What is the situation of wastewater treatment and disposal in Sri Lanka, and what is the non-sewered sanitation system? What are the challenges related to it, and what is the current state of treatment plants in the country? What actions are recommended to improve the fecal sludge management situation in the country?
Sri Lanka faces mounting pressure on its wastewater management system due to aging infrastructure and growing urban populations. Less than 3% of the rural and about 12% of the urban population in Sri Lanka discharge their wastewater from toilets into sewers. In Colombo, over 100,000 cubic meters of untreated sewage are discharged into the ocean every day due to the limitations of the sewer network. High costs and a lack of suitable land have stalled the expansion of sewer networks, and treatment systems are limited in the country.

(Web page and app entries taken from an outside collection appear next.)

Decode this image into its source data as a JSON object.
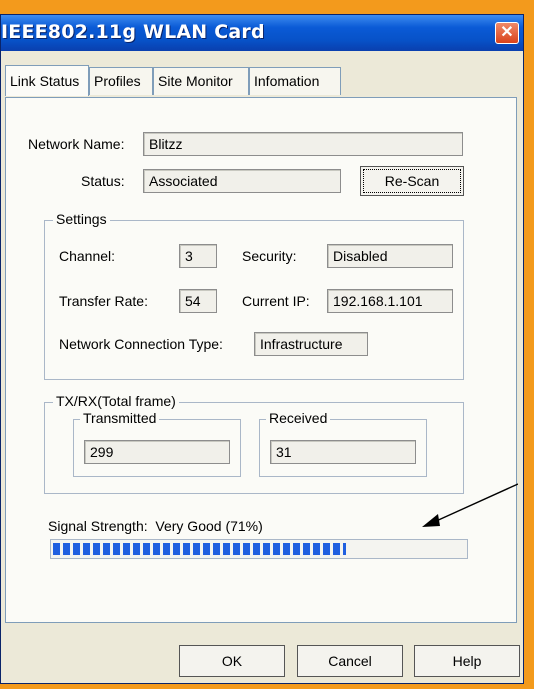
{
  "window": {
    "title": "IEEE802.11g WLAN Card",
    "close_glyph": "✕"
  },
  "tabs": [
    {
      "label": "Link Status",
      "active": true
    },
    {
      "label": "Profiles",
      "active": false
    },
    {
      "label": "Site Monitor",
      "active": false
    },
    {
      "label": "Infomation",
      "active": false
    }
  ],
  "link_status": {
    "network_name_label": "Network Name:",
    "network_name_value": "Blitzz",
    "status_label": "Status:",
    "status_value": "Associated",
    "rescan_label": "Re-Scan",
    "settings": {
      "title": "Settings",
      "channel_label": "Channel:",
      "channel_value": "3",
      "security_label": "Security:",
      "security_value": "Disabled",
      "transfer_rate_label": "Transfer Rate:",
      "transfer_rate_value": "54",
      "current_ip_label": "Current IP:",
      "current_ip_value": "192.168.1.101",
      "connection_type_label": "Network Connection Type:",
      "connection_type_value": "Infrastructure"
    },
    "txrx": {
      "title": "TX/RX(Total frame)",
      "transmitted_label": "Transmitted",
      "transmitted_value": "299",
      "received_label": "Received",
      "received_value": "31"
    },
    "signal": {
      "label": "Signal Strength:",
      "quality": "Very Good (71%)",
      "percent": 71
    }
  },
  "buttons": {
    "ok": "OK",
    "cancel": "Cancel",
    "help": "Help"
  },
  "colors": {
    "titlebar": "#0752c8",
    "signal_bar": "#1f5fe0",
    "background": "#f39a1c"
  },
  "annotation": {
    "icon": "arrow-pointer-icon"
  }
}
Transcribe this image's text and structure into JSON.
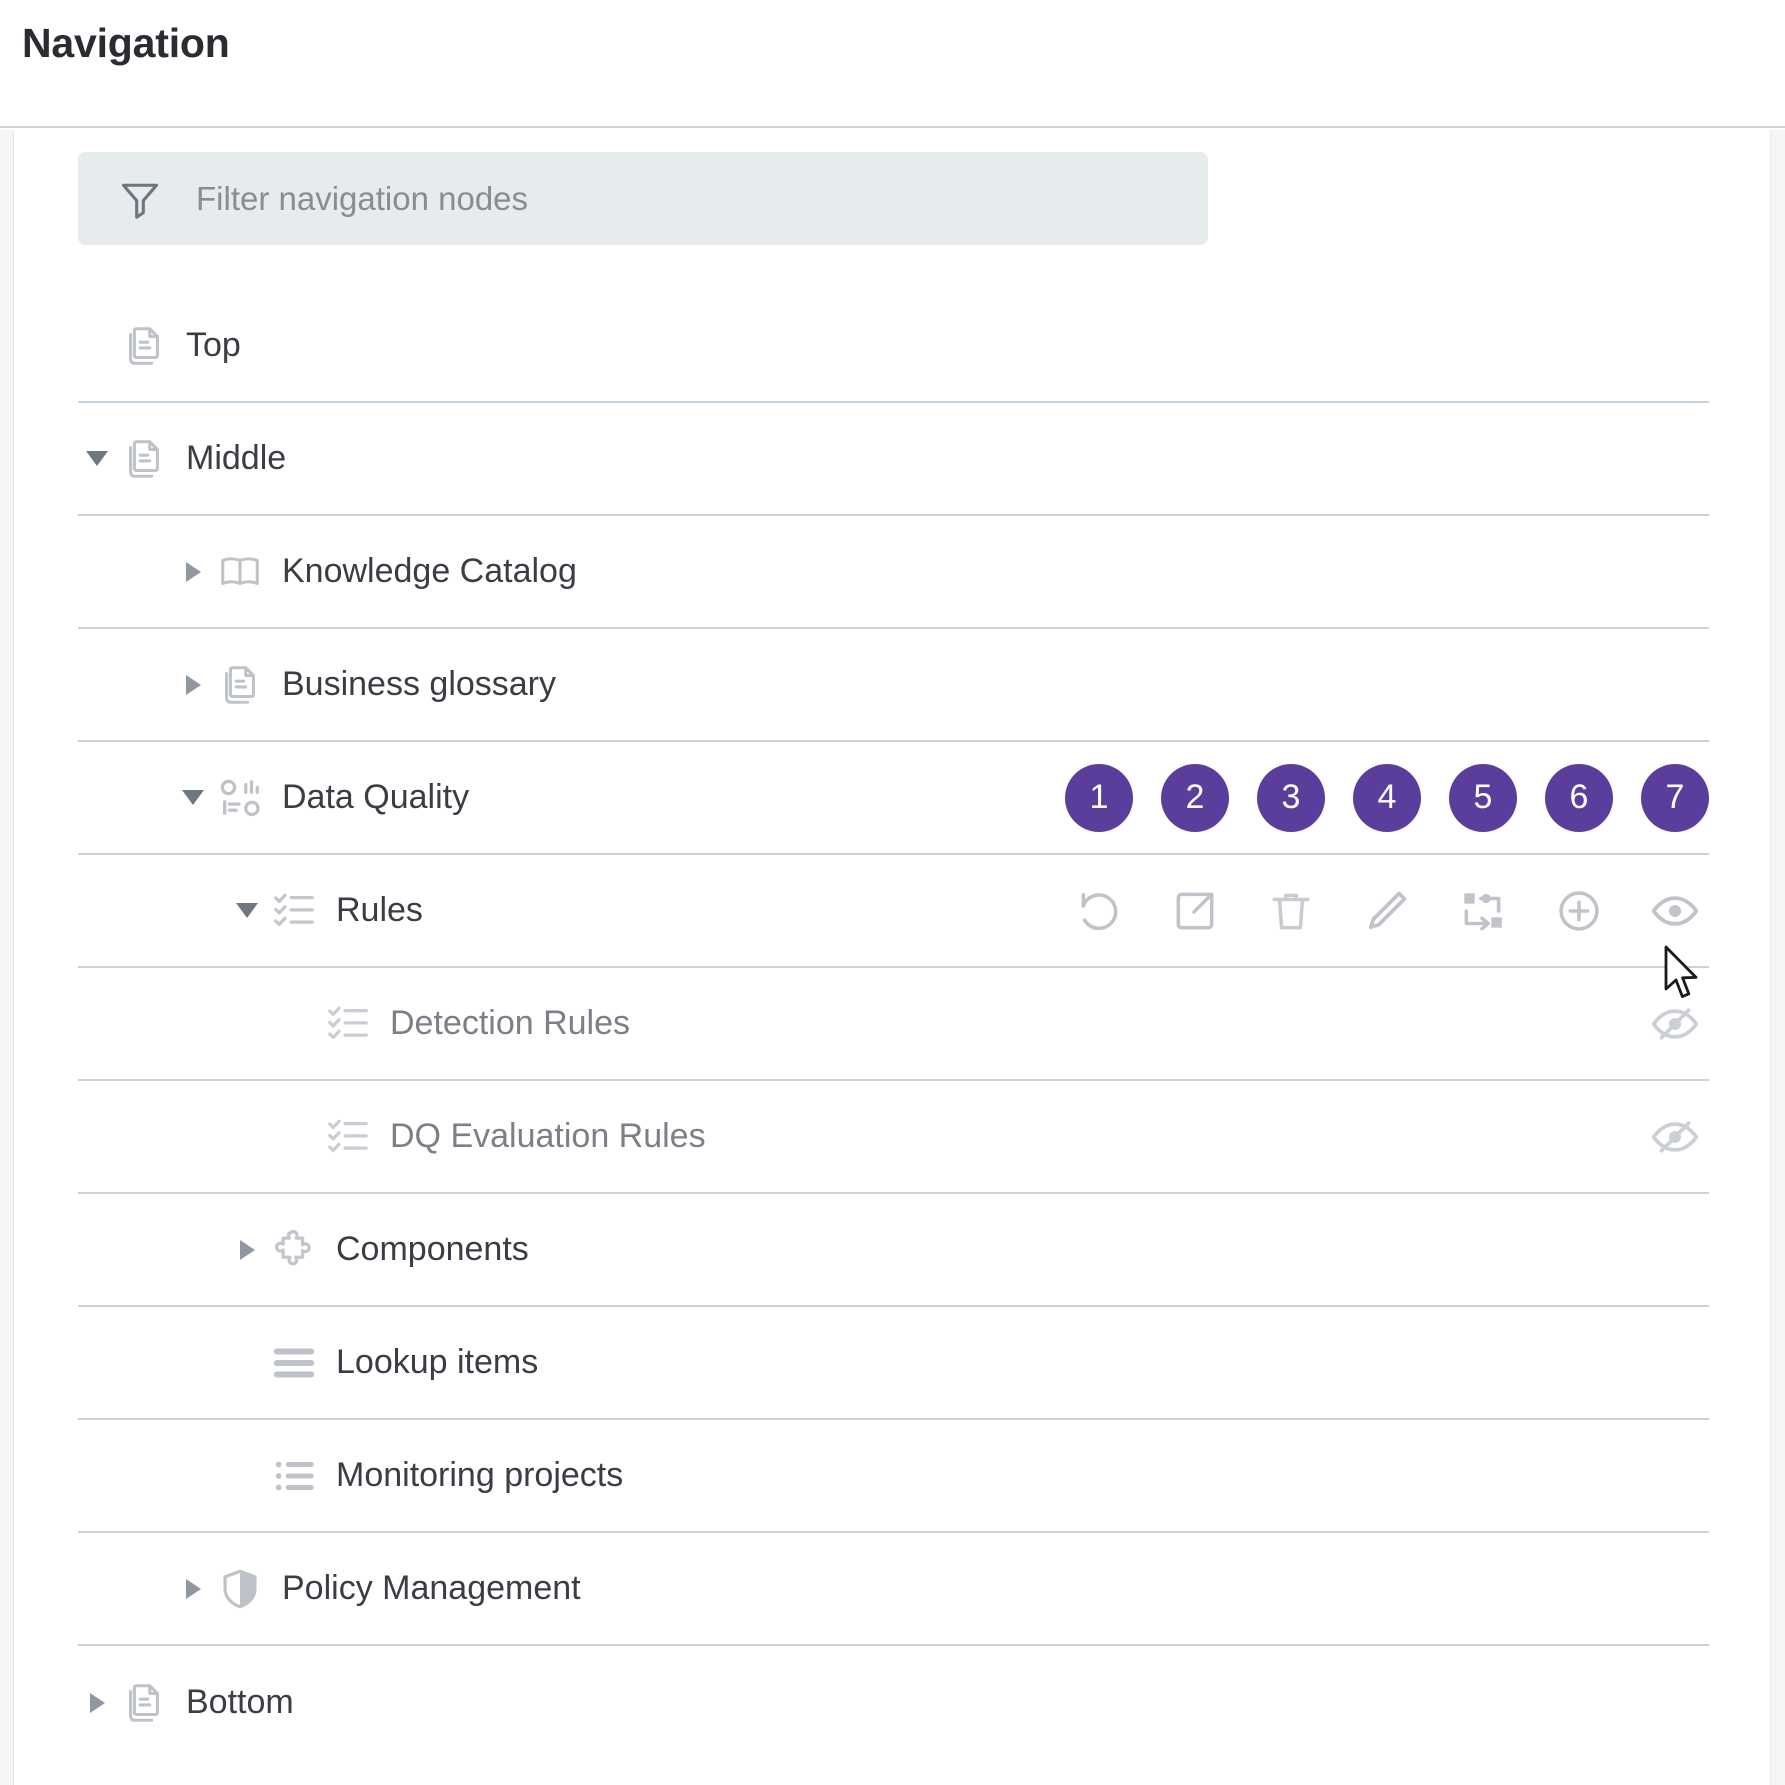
{
  "header": {
    "title": "Navigation"
  },
  "filter": {
    "icon": "filter-icon",
    "placeholder": "Filter navigation nodes",
    "value": ""
  },
  "colors": {
    "badge_background": "#5b3e9c",
    "badge_text": "#ffffff",
    "row_divider": "#c6d3dd",
    "filter_background": "#e6ecee",
    "icon_gray": "#b9bcc2",
    "label_text": "#3b3d45",
    "label_muted": "#7c7f88"
  },
  "badges": [
    {
      "label": "1"
    },
    {
      "label": "2"
    },
    {
      "label": "3"
    },
    {
      "label": "4"
    },
    {
      "label": "5"
    },
    {
      "label": "6"
    },
    {
      "label": "7"
    }
  ],
  "action_icons": [
    {
      "name": "restore-icon"
    },
    {
      "name": "open-external-icon"
    },
    {
      "name": "delete-icon"
    },
    {
      "name": "edit-icon"
    },
    {
      "name": "move-icon"
    },
    {
      "name": "add-icon"
    },
    {
      "name": "visibility-icon"
    }
  ],
  "tree": [
    {
      "label": "Top",
      "icon": "documents-icon",
      "level": 0,
      "expander": "none"
    },
    {
      "label": "Middle",
      "icon": "documents-icon",
      "level": 0,
      "expander": "expanded"
    },
    {
      "label": "Knowledge Catalog",
      "icon": "book-icon",
      "level": 1,
      "expander": "collapsed"
    },
    {
      "label": "Business glossary",
      "icon": "documents-icon",
      "level": 1,
      "expander": "collapsed"
    },
    {
      "label": "Data Quality",
      "icon": "data-quality-icon",
      "level": 1,
      "expander": "expanded"
    },
    {
      "label": "Rules",
      "icon": "checklist-icon",
      "level": 2,
      "expander": "expanded"
    },
    {
      "label": "Detection Rules",
      "icon": "checklist-icon",
      "level": 3,
      "expander": "none",
      "muted": true,
      "hidden_badge": "visibility-off-icon"
    },
    {
      "label": "DQ Evaluation Rules",
      "icon": "checklist-icon",
      "level": 3,
      "expander": "none",
      "muted": true,
      "hidden_badge": "visibility-off-icon"
    },
    {
      "label": "Components",
      "icon": "puzzle-icon",
      "level": 2,
      "expander": "collapsed"
    },
    {
      "label": "Lookup items",
      "icon": "list-bars-icon",
      "level": 2,
      "expander": "none"
    },
    {
      "label": "Monitoring projects",
      "icon": "bulleted-list-icon",
      "level": 2,
      "expander": "none"
    },
    {
      "label": "Policy Management",
      "icon": "shield-icon",
      "level": 1,
      "expander": "collapsed"
    },
    {
      "label": "Bottom",
      "icon": "documents-icon",
      "level": 0,
      "expander": "collapsed"
    }
  ],
  "cursor": {
    "name": "mouse-pointer"
  }
}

To address this, non-sewered sanitation (NSS) or ‘on-site’ sanitation (OSS) has been adopted, in which 95% of households contain their toilet waste near its origin in below-ground storage tanks. This system is suitable for low- and mid-income countries, as it doesn’t require large amounts of water or extensive piped infrastructure. However, the main disadvantage of OSS is that if not maintained properly, it can cause harm to public health and the environment.
When the tanks are full, the sludge is emptied by special collection services (‘gully-bowsers’) that suck it out of the tanks. However, there are challenges related to the lack of knowledge of when the tank is getting full, and there are not enough treatment plants in close vicinity to communities. There are only 20+ fecal sludge treatment plants in the country, and many are too far away for the gully-browsers to use, resulting in illegal sludge dumping, which leads to environmental pollution.
Most of the treatment plants operating in Sri Lanka are functioning, and resources such as nutrients and organic matter are recovered and recycled as organic fertilizer. Liquid effluent is discharged after treatment into nearby wetlands, rivers, or drains. However, many treatment plants visited are under-dimensioned and overloaded, and others are too large, and only a fraction of their treatment capacities are utilized.
To improve fecal sludge management in Sri Lanka, a septic tank census should be conducted to advise households on appropriate emptying frequency, and estimates of the demand for fecal sludge collection and capacity to do so should be provided. It is also essential to identify septic tanks that do not work and that should be repaired or renewed, and to apply and enforce industrial standards for septic tanks. Fecal sludge treatment plants should be implemented, rehabilitated, and renewed according to the data from the septic tank census. Finally, qualified public or private service providers should be contracted on a long-term basis to make fecal sludge management services more sustainable.